I have discussed this problem with a lawyer friend and various forums I found from googling ‘LCS demand letters‘, and there still doesn’t seem to be a concrete answer on exactly how to handle these extortion letters, or to check their validity. I was very frightened the first time I received one, and chose to comply immediately, before learning more about this trend.
I never intentionally used someone else’s photo knowingly. The first time, they found a photo on my blog that I had used to share a post from someone else’s website as a reblog. The photo THEY used, was showing on my site, therefore, I was accused of infringing, because obviously, the blogger who used that photo wasn’t aware it was copyrighted,
The scary part about these threat letters now is that Getty Images is crawling the web 24/7 with their spy bots, looking at thousands of photos a day and seeing where they’ve been downloaded to. Many of the photos used to accuse ‘infringers’ aren’t even owned by Getty, or they’re accusing that part of a photo is from one of theirs, or even better – Getty puts up some ‘free’ images on a particular site, then someone uses one on their blog, and perhaps you decide to copy it, since it’s stated ‘free use’, then Getty goes after those that have copied the original ‘free photo’ and you instantly become an infringer. It’s almost as though they are setting us up as prey.
We also have to be careful of using images from sites which declare the photos ARE free to use, as possibly as the years pass and we forget about those photos we’ve used on a blog and find that there may have been an expiration on the free use.
Then there is the business of people posting images available for free use on image sites, which they have in fact stolen themselves. Who can we trust? This nightmare of possibilities to be unknowingly accused continues daily, and here is an important link to read about how this business keeps thriving.
I also came into receipt once again, of another infringement notice, in January. Apparently I’m accused of using two ‘illegal’ photos. (They scour the net and take screenshots.) One of which I don’t have anywhere in my files, but vaguely remember seeing and taken off a year ago, which coincidentally, I understood to be free at the time, and another which has a distinct watermark through it, which doesn’t match the one I had used on my blog 2 years ago, with no watermark. Both photos, incidentally, were taken from a site which I was a member of, and stated we could download and use photos from those which were publicly displayed. The site also has a policy where people can only download their own photos, nothing unlawfully. Obviously I trusted that where I got those photos, were owned by the poster. I would never intentionally steal the work of another artist, and the thought of being accused of doing so is quite unsettling.
I’m sure this matter isn’t over yet, because I haven’t succumbed to paying, but as I’ve been reading up on so many other blogger/writer experiences with this business, I’ve discovered that once you’ve been ‘selected’ for a demand letter and you pay up in fear, they know you’re an easy mark, and they’ll be back. Also note, that no matter the dispute, it’s very important to delete the image in question off your blog AND from any files you have copies in, as that’s how the robots find them snooping on servers. Certainly their ‘search and destroy mission’ sounds almost illegal itself.

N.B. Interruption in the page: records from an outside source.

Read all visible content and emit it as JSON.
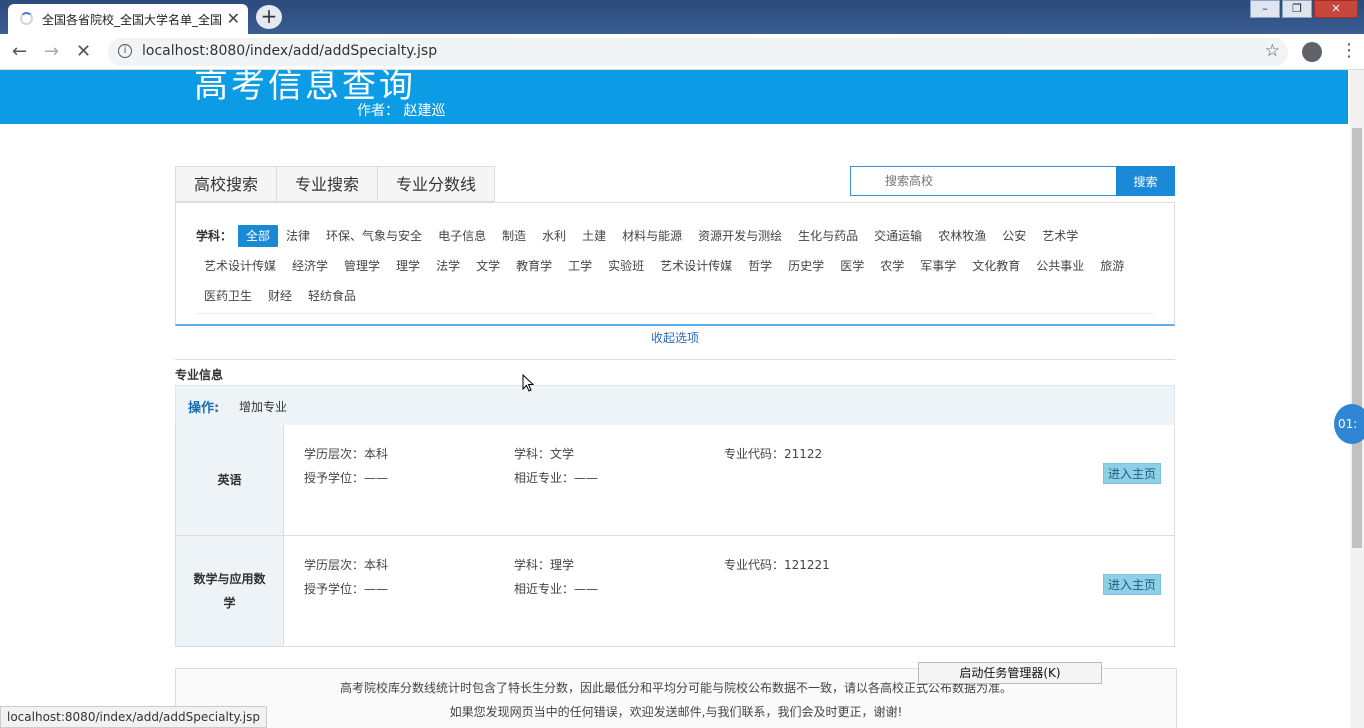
{
  "browser": {
    "tab_title": "全国各省院校_全国大学名单_全国",
    "tab_close": "✕",
    "new_tab": "+",
    "url": "localhost:8080/index/add/addSpecialty.jsp",
    "status_url": "localhost:8080/index/add/addSpecialty.jsp"
  },
  "banner": {
    "title": "高考信息查询",
    "author": "作者： 赵建巡"
  },
  "search_tabs": [
    "高校搜索",
    "专业搜索",
    "专业分数线"
  ],
  "search": {
    "placeholder": "搜索高校",
    "button": "搜索"
  },
  "filter": {
    "label": "学科：",
    "options": [
      "全部",
      "法律",
      "环保、气象与安全",
      "电子信息",
      "制造",
      "水利",
      "土建",
      "材料与能源",
      "资源开发与测绘",
      "生化与药品",
      "交通运输",
      "农林牧渔",
      "公安",
      "艺术学",
      "艺术设计传媒",
      "经济学",
      "管理学",
      "理学",
      "法学",
      "文学",
      "教育学",
      "工学",
      "实验班",
      "艺术设计传媒",
      "哲学",
      "历史学",
      "医学",
      "农学",
      "军事学",
      "文化教育",
      "公共事业",
      "旅游",
      "医药卫生",
      "财经",
      "轻纺食品"
    ],
    "collapse_label": "收起选项"
  },
  "section_title": "专业信息",
  "operations": {
    "label": "操作:",
    "add_link": "增加专业"
  },
  "specialties": [
    {
      "name": "英语",
      "level": "学历层次：本科",
      "discipline": "学科：文学",
      "code": "专业代码：21122",
      "degree": "授予学位：——",
      "related": "相近专业：——",
      "enter": "进入主页"
    },
    {
      "name": "数学与应用数学",
      "level": "学历层次：本科",
      "discipline": "学科：理学",
      "code": "专业代码：121221",
      "degree": "授予学位：——",
      "related": "相近专业：——",
      "enter": "进入主页"
    }
  ],
  "footer": {
    "line1": "高考院校库分数线统计时包含了特长生分数，因此最低分和平均分可能与院校公布数据不一致，请以各高校正式公布数据为准。",
    "line2": "如果您发现网页当中的任何错误，欢迎发送邮件,与我们联系，我们会及时更正，谢谢!"
  },
  "popup": {
    "task_manager": "启动任务管理器(K)"
  },
  "float_clock": "01:",
  "colors": {
    "banner": "#0c9ce6",
    "accent": "#1a8ad6",
    "enter_button": "#8fd0e6"
  }
}
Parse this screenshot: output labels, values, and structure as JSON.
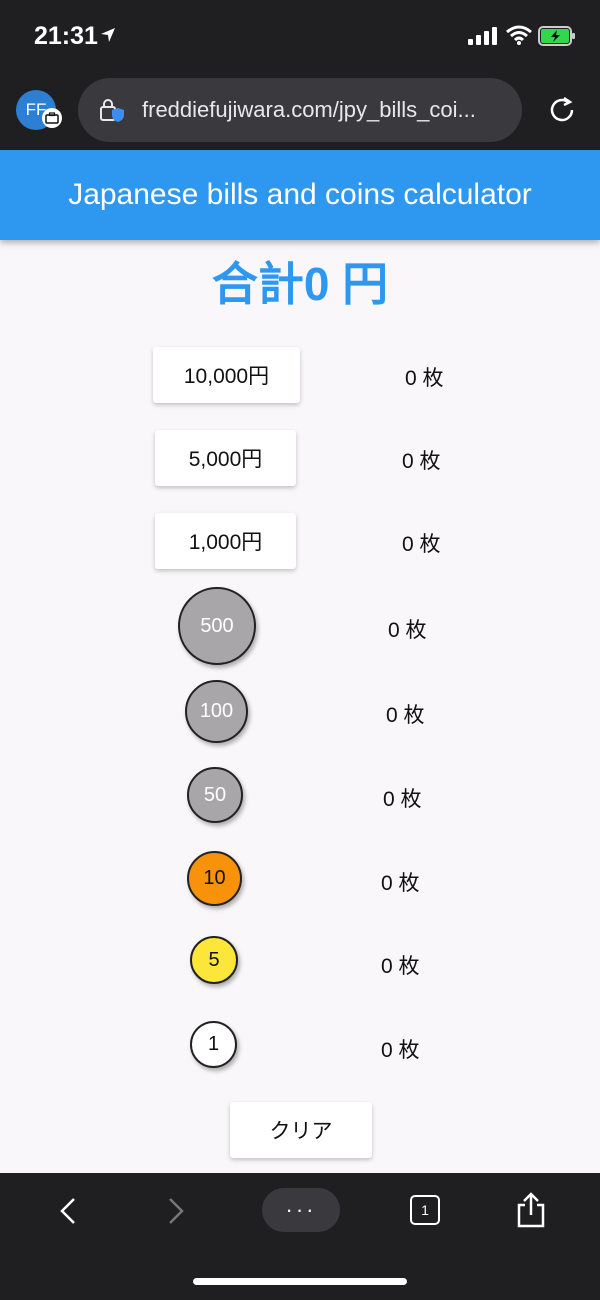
{
  "status_bar": {
    "time": "21:31"
  },
  "browser": {
    "profile_initials": "FF",
    "url": "freddiefujiwara.com/jpy_bills_coi...",
    "tab_count": "1",
    "menu_label": "···"
  },
  "app": {
    "title": "Japanese bills and coins calculator",
    "total": "合計0 円",
    "bills": [
      {
        "label": "10,000円",
        "count": "0 枚"
      },
      {
        "label": "5,000円",
        "count": "0 枚"
      },
      {
        "label": "1,000円",
        "count": "0 枚"
      }
    ],
    "coins": [
      {
        "label": "500",
        "count": "0 枚",
        "color": "#a9a6a9",
        "text_color": "#ffffff"
      },
      {
        "label": "100",
        "count": "0 枚",
        "color": "#a9a6a9",
        "text_color": "#ffffff"
      },
      {
        "label": "50",
        "count": "0 枚",
        "color": "#a9a6a9",
        "text_color": "#ffffff"
      },
      {
        "label": "10",
        "count": "0 枚",
        "color": "#f8920a",
        "text_color": "#111111"
      },
      {
        "label": "5",
        "count": "0 枚",
        "color": "#fde63a",
        "text_color": "#111111"
      },
      {
        "label": "1",
        "count": "0 枚",
        "color": "#ffffff",
        "text_color": "#111111"
      }
    ],
    "clear_label": "クリア",
    "accent_color": "#2e98f0"
  }
}
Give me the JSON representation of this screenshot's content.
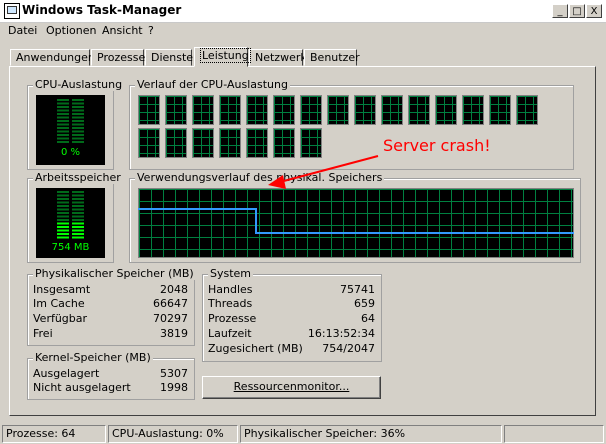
{
  "window": {
    "title": "Windows Task-Manager",
    "buttons": [
      "_",
      "□",
      "X"
    ]
  },
  "menu": [
    "Datei",
    "Optionen",
    "Ansicht",
    "?"
  ],
  "tabs": [
    "Anwendungen",
    "Prozesse",
    "Dienste",
    "Leistung",
    "Netzwerk",
    "Benutzer"
  ],
  "active_tab": "Leistung",
  "cpu": {
    "title": "CPU-Auslastung",
    "value": "0 %",
    "history_title": "Verlauf der CPU-Auslastung",
    "core_count": 16
  },
  "memory": {
    "title": "Arbeitsspeicher",
    "value": "754 MB",
    "history_title": "Verwendungsverlauf des physikal. Speichers",
    "history_percent": [
      70,
      70,
      70,
      70,
      70,
      70,
      70,
      70,
      70,
      70,
      36,
      36,
      36,
      36,
      36,
      36,
      36,
      36,
      36,
      36,
      36,
      36,
      36,
      36,
      36,
      36,
      36,
      36,
      36,
      36,
      36,
      36,
      36,
      36,
      36,
      36,
      36,
      36
    ]
  },
  "annotation": "Server crash!",
  "phys": {
    "title": "Physikalischer Speicher (MB)",
    "rows": [
      {
        "label": "Insgesamt",
        "value": "2048"
      },
      {
        "label": "Im Cache",
        "value": "66647"
      },
      {
        "label": "Verfügbar",
        "value": "70297"
      },
      {
        "label": "Frei",
        "value": "3819"
      }
    ]
  },
  "kernel": {
    "title": "Kernel-Speicher (MB)",
    "rows": [
      {
        "label": "Ausgelagert",
        "value": "5307"
      },
      {
        "label": "Nicht ausgelagert",
        "value": "1998"
      }
    ]
  },
  "system": {
    "title": "System",
    "rows": [
      {
        "label": "Handles",
        "value": "75741"
      },
      {
        "label": "Threads",
        "value": "659"
      },
      {
        "label": "Prozesse",
        "value": "64"
      },
      {
        "label": "Laufzeit",
        "value": "16:13:52:34"
      },
      {
        "label": "Zugesichert (MB)",
        "value": "754/2047"
      }
    ]
  },
  "resmon_button": "Ressourcenmonitor...",
  "status": {
    "processes": "Prozesse: 64",
    "cpu": "CPU-Auslastung: 0%",
    "memory": "Physikalischer Speicher: 36%"
  },
  "colors": {
    "graph_bg": "#000000",
    "grid": "#008040",
    "meter_green": "#00ff00",
    "memory_line": "#3399ff",
    "annotation": "#ff0000"
  }
}
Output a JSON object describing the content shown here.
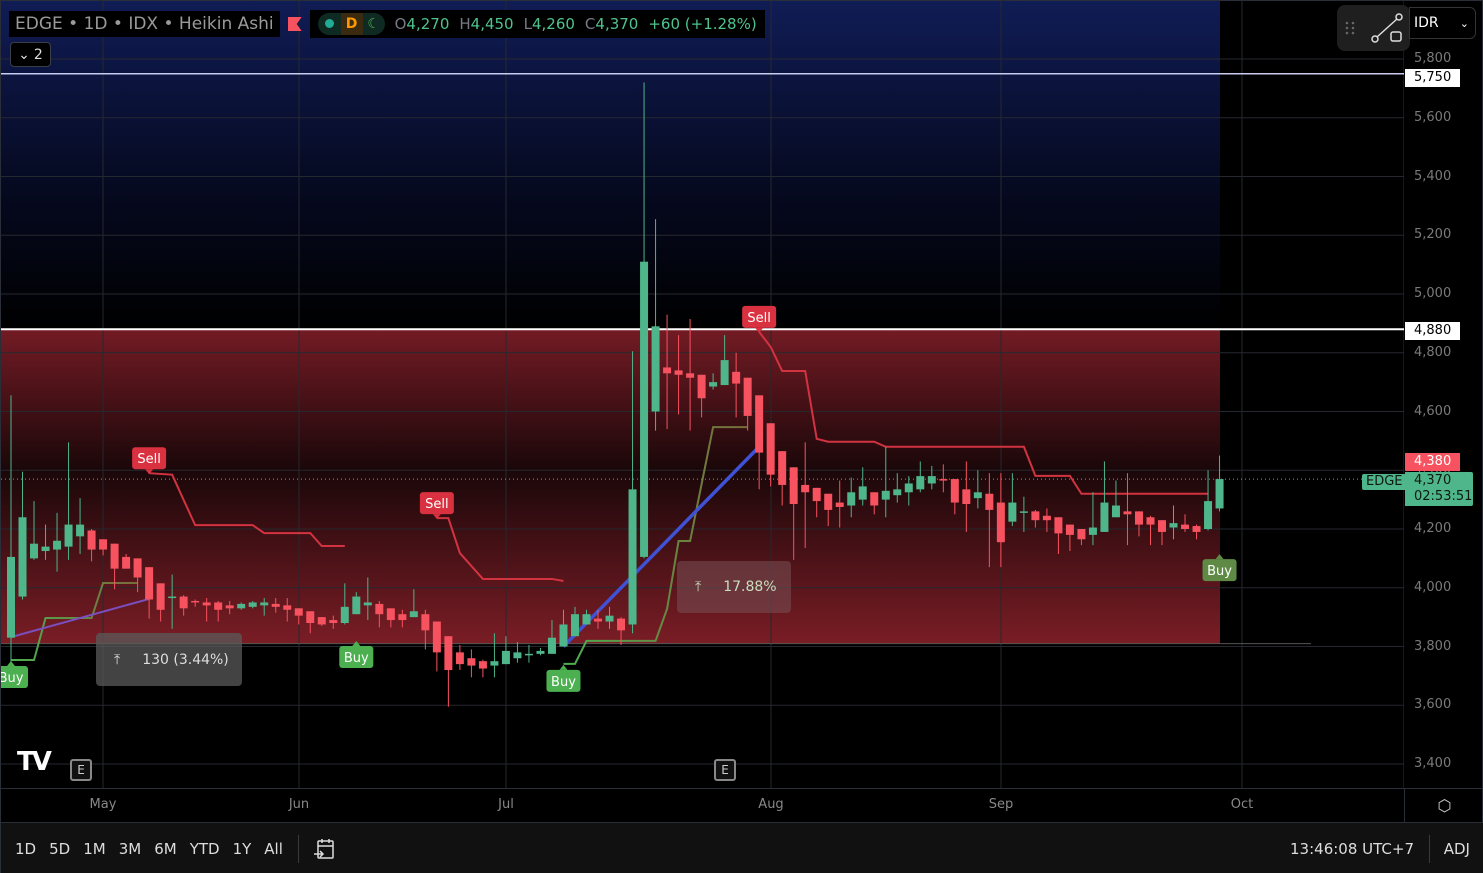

Below is another informative link about the whole Getty demand letter titled : Scam or Real?
I hope that by being armed with this information, this can save you all some grief down the path of our internet lives. And if anybody has a related experience they’d like to share here, please do.